Couples are divorcing later in their marriages, when most will have had children. Consequently more children under 20 years old are being raised in single-parent families. The number of such families has increased by more than 13 percent in the past five years. But divorce, rather than death or unmarried mothers, is now the leading cause.

Single-parent families produced more than half of the delinquents questioned during a Ministry of Justice study in 1983. Newspaper reports of delinquency also give the impression that children raised by only one parent are more likely to get into trouble. Divorce opponents have tried to link the apparent increase in anti-social behaviour among children to the "selfishness" of the modern woman who cannot "stick out" a marriage that her traditional sister would have felt duty-bound to endure for the sake of the children, if not family and self.

Divorce will become even more controversial as patterns of marriage and family change. Couples are marrying later, and not only are they having fewer children, but fewer first children are "honeymoon babies." Thus more women study or work longer before marriage, and continue to pursue their academic and career interests longer after marriage than in the past. And once they begin bearing children, they have fewer children to raise, and more time to cultivate the ambitions they acquired in the classroom and office. Or they work part time to pay for the gadgets that make home life so easy, and thus dull.

Increasing longevity means that couples face more years together than in the past. But rising retirement ages force longer careers on men, whose wives--without a retired husband to babysit at home--are thus freer to occupy themselves elsewhere and otherwise. Moreover, lower seniority pay results in less income, which wives are compelled to supplement through outside work.
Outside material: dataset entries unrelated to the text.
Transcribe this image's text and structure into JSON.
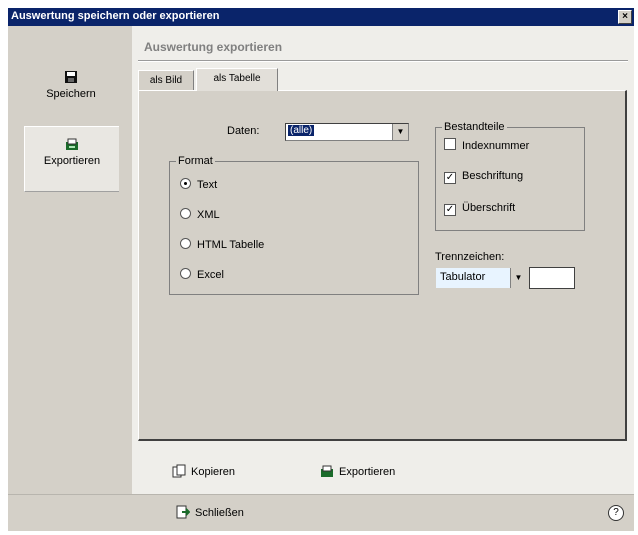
{
  "window": {
    "title": "Auswertung speichern oder exportieren",
    "close_glyph": "×"
  },
  "sidebar": {
    "items": [
      {
        "label": "Speichern",
        "icon": "save-icon",
        "active": false
      },
      {
        "label": "Exportieren",
        "icon": "export-icon",
        "active": true
      }
    ]
  },
  "main": {
    "heading": "Auswertung exportieren",
    "tabs": [
      {
        "label": "als Bild",
        "active": false
      },
      {
        "label": "als Tabelle",
        "active": true
      }
    ],
    "daten": {
      "label": "Daten:",
      "value": "(alle)",
      "highlight": "#0a246a"
    },
    "format": {
      "legend": "Format",
      "options": [
        {
          "label": "Text",
          "selected": true
        },
        {
          "label": "XML",
          "selected": false
        },
        {
          "label": "HTML Tabelle",
          "selected": false
        },
        {
          "label": "Excel",
          "selected": false
        }
      ]
    },
    "bestandteile": {
      "legend": "Bestandteile",
      "options": [
        {
          "label": "Indexnummer",
          "checked": false
        },
        {
          "label": "Beschriftung",
          "checked": true
        },
        {
          "label": "Überschrift",
          "checked": true
        }
      ]
    },
    "trennzeichen": {
      "label": "Trennzeichen:",
      "value": "Tabulator",
      "value_bg": "#e8f4ff"
    }
  },
  "actions": {
    "copy": {
      "label": "Kopieren",
      "icon": "copy-icon"
    },
    "export": {
      "label": "Exportieren",
      "icon": "export-icon"
    }
  },
  "footer": {
    "close": {
      "label": "Schließen",
      "icon": "close-door-icon"
    },
    "help_glyph": "?"
  }
}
A housewife with children in school is also under increasing pressure to work at least part time, which inevitably expands her social horizons. She meets other women in her own situation, and men who may attract her more than her husband. The wife for whom outside work and social networks fail to provide the needed release for pent-up energies, may start to abuse alcohol or drugs. More young women start drinking before marriage, which increases the risk of their taking up drink as a remedy for isolation or other marital problems.

In Japan, as in the US and other industrialised countries, divorce tends to be more traumatic for men than for women, who also survive other experiences of separation better than the "stronger" sex. Divorced men--but also widowed men and bachelors--have comparatively higher suicide rates than divorced women. Although men in general are about twice as likely to commit suicide as women, divorced men are four times more likely to kill themselves.

This means that men are more dependent on marriage as a form of life support. That marriage is comparatively more stressful for women, and more nurturing for, men, may explain why many Japanese men are alarmed about the emergence of intellectually and economically more independent women. According to most public opinion polls such men often refuse to accept that many women are actually taking charge of their lives, and persist in their belief that women still behave in more traditional ways.

The perception gap is widened by TV dramas that come out squarely on the side of women. A number of recent TV movies have featured heroines who successfully escape their unbearable marriages. Most of these programmes are aired between 9 and 11 at night, when the children are in bed and the wives have time to kill while waiting for their husbands to stumble home from after-hours "work" in restaurants, pubs, and cabarets. While the late commuters bury their heads in intoxicating tabloids, comic books and weekly magazines advising them how to avoid the snags of ofisu rabu (office love) when seducing their young female coworkers, their wives learn how to escape from married life.